Kuwait's liberation was another episode in the Arab-Arab conflict as Saudi Arabia, Egypt and Syria all took part in the international coalition against Iraq.

After this, the Arab world was engulfed in tension and the region was divided between the resistance and the moderation axes.

The fall of Baghdad

Non-state actors such as armed groups in Palestine and south Lebanon also rose to prominence, along with jihadi groups such as al-Qaeda and its affiliates. Between the Kuwait war and the US invasion of Iraq in 2003, there were no direct military confrontations in the Arab-Arab conflict, but the US and British military bases scattered around the Gulf played an important role in the invasion of Iraq.

The disastrous fall of Baghdad on 9 April 2003 to coalition forces, although expected, was a severe blow to the Arab world.

It recalled the historical narrative of the Mongol invasion and the fall of Baghdad - the seat of the Abbasid caliphate - on 10 February 1258, and the killing of Caliph al-Mutasim.

Shaken Arab regimes looked for ways to remain in power either through foreign alliances or by developing their internal policies. Regimes increased their iron grip while waving the carrot of political reforms that remained unimplemented promises.

     Every group believe it represents 'true Muslims' and has a duty to kill the other.

Arab populations, especially the youth, aspired to real change while the US pumped out advanced technological ideas about democracy, good governance and other ideals.

Developments in the Arab region continued until they reached their peak in January 2011, with the start of the Arab Spring.
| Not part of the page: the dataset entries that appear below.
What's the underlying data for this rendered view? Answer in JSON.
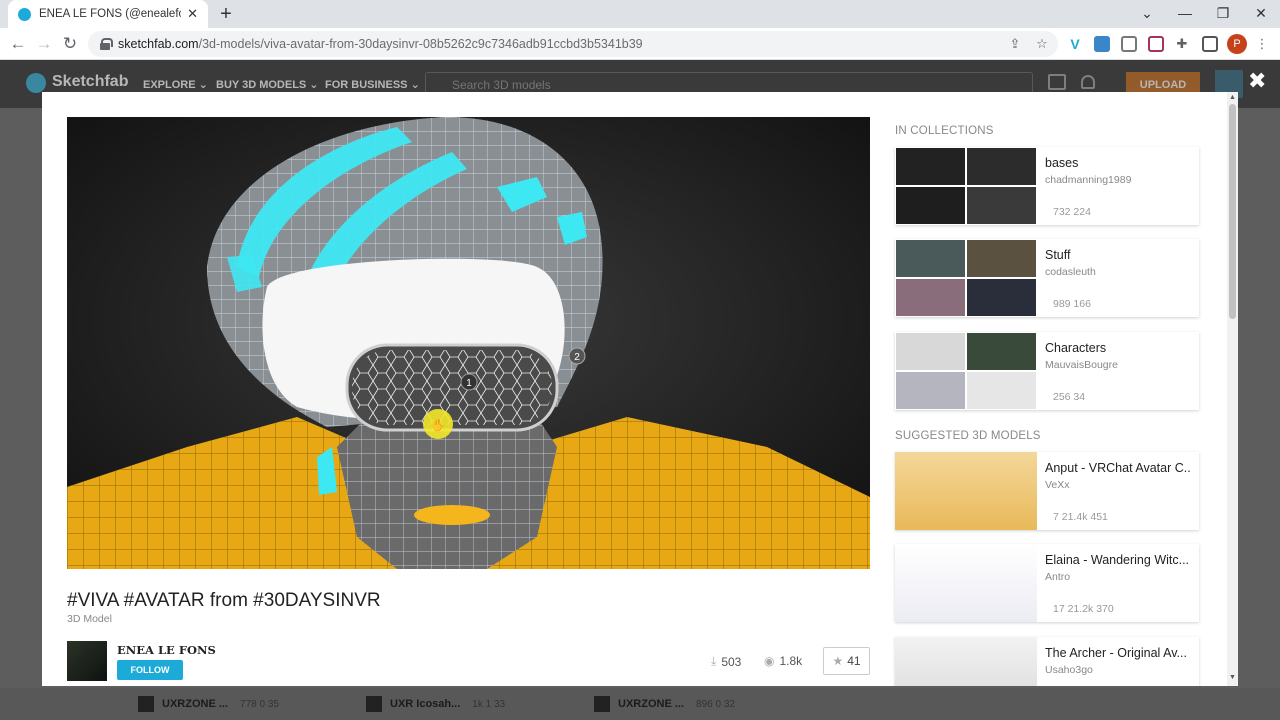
{
  "browser": {
    "tab_title": "ENEA LE FONS (@enealefons)",
    "tab_close": "✕",
    "new_tab": "+",
    "url_domain": "sketchfab.com",
    "url_path": "/3d-models/viva-avatar-from-30daysinvr-08b5262c9c7346adb91ccbd3b5341b39",
    "profile_initial": "P",
    "window_controls": [
      "⌄",
      "—",
      "❐",
      "✕"
    ]
  },
  "site": {
    "brand": "Sketchfab",
    "nav": [
      "EXPLORE ⌄",
      "BUY 3D MODELS ⌄",
      "FOR BUSINESS ⌄"
    ],
    "search_placeholder": "Search 3D models",
    "upload_label": "UPLOAD",
    "close_label": "✖"
  },
  "model": {
    "title": "#VIVA #AVATAR from #30DAYSINVR",
    "type": "3D Model",
    "author": "ENEA LE FONS",
    "follow_label": "FOLLOW",
    "downloads": "503",
    "views": "1.8k",
    "likes": "41",
    "annotation_1": "1",
    "annotation_2": "2"
  },
  "sidebar": {
    "collections_title": "IN COLLECTIONS",
    "collections": [
      {
        "name": "bases",
        "user": "chadmanning1989",
        "stats": "732   224"
      },
      {
        "name": "Stuff",
        "user": "codasleuth",
        "stats": "989   166"
      },
      {
        "name": "Characters",
        "user": "MauvaisBougre",
        "stats": "256   34"
      }
    ],
    "suggested_title": "SUGGESTED 3D MODELS",
    "suggested": [
      {
        "name": "Anput - VRChat Avatar C...",
        "user": "VeXx",
        "stats": "7   21.4k   451"
      },
      {
        "name": "Elaina - Wandering Witc...",
        "user": "Antro",
        "stats": "17   21.2k   370"
      },
      {
        "name": "The Archer - Original Av...",
        "user": "Usaho3go",
        "stats": ""
      }
    ]
  },
  "bottom_strip": [
    {
      "name": "UXRZONE ...",
      "stats": "778   0   35"
    },
    {
      "name": "UXR Icosah...",
      "stats": "1k   1   33"
    },
    {
      "name": "UXRZONE ...",
      "stats": "896   0   32"
    }
  ],
  "colors": {
    "accent": "#1caad9",
    "wire_cyan": "#3ee8f2",
    "wire_yellow": "#f5b51c",
    "upload_orange": "#c05a00"
  }
}
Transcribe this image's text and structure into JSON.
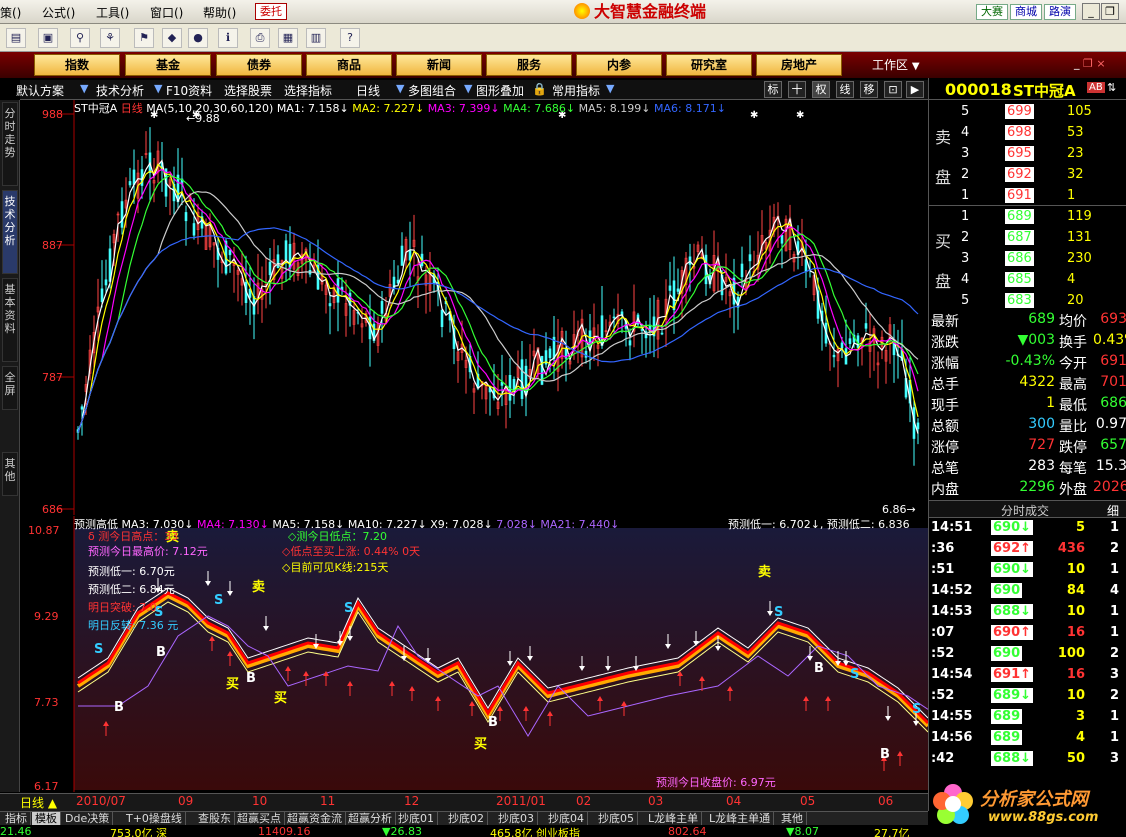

However, once again, the Arab-Arab conflict reared its head in the form of internal conflicts of a sectarian and ethnic nature, such as those seen in Iraq and Yemen.

These internal conflicts developed due to the intervention of several foreign actors and the appearance of extremist Islamist groups that adopt violence and terrorism as their mode of operation.

These Islamist groups went on to take control of wide areas in Iraq and Syria and to announce the establishment of the "Islamic caliphate", as in the case of the Islamic State group (IS, formerly known as Isis).

The US has called for a regional and international coalition to fight IS, which has set the whole region ablaze.

Arabs fighting on Arab land

Interestingly, the conflict is taking place on Arab lands and every main party in the conflict is Arab, whether state or organisation. People are now being killed for the identity assigned to them by someone else - "terrorist", "apostate", "rejectionist", "Kharijite" [a member of a rebellious group from early Islam].

Every group believe it represents "true Muslims" and has a duty to kill the other.

Countries attack organisations they consider to be terrorists, and organisations attack countries they consider to contain apostates, and countries have been torn apart with different parts fighting each other, while each group considers other groups to be Kharijites.

In the end, all Arabs are killing all Arabs.

Borders have no meanings and the theatre of war now includes cities, towns, villages and the countryside. One side carries the "war on terror" slogan while the other carries the "jihad against the apostates" slogan in a mad war that is part of the Arab-Arab conflict.

A confict which has replaced the Arab-Israeli conflict.

Opinions expressed in this article remain those of the author and do not necessarily reflect those of al-Araby al-Jadeed, its editorial board or staff.

This article is an edited translation from our Arabic edition.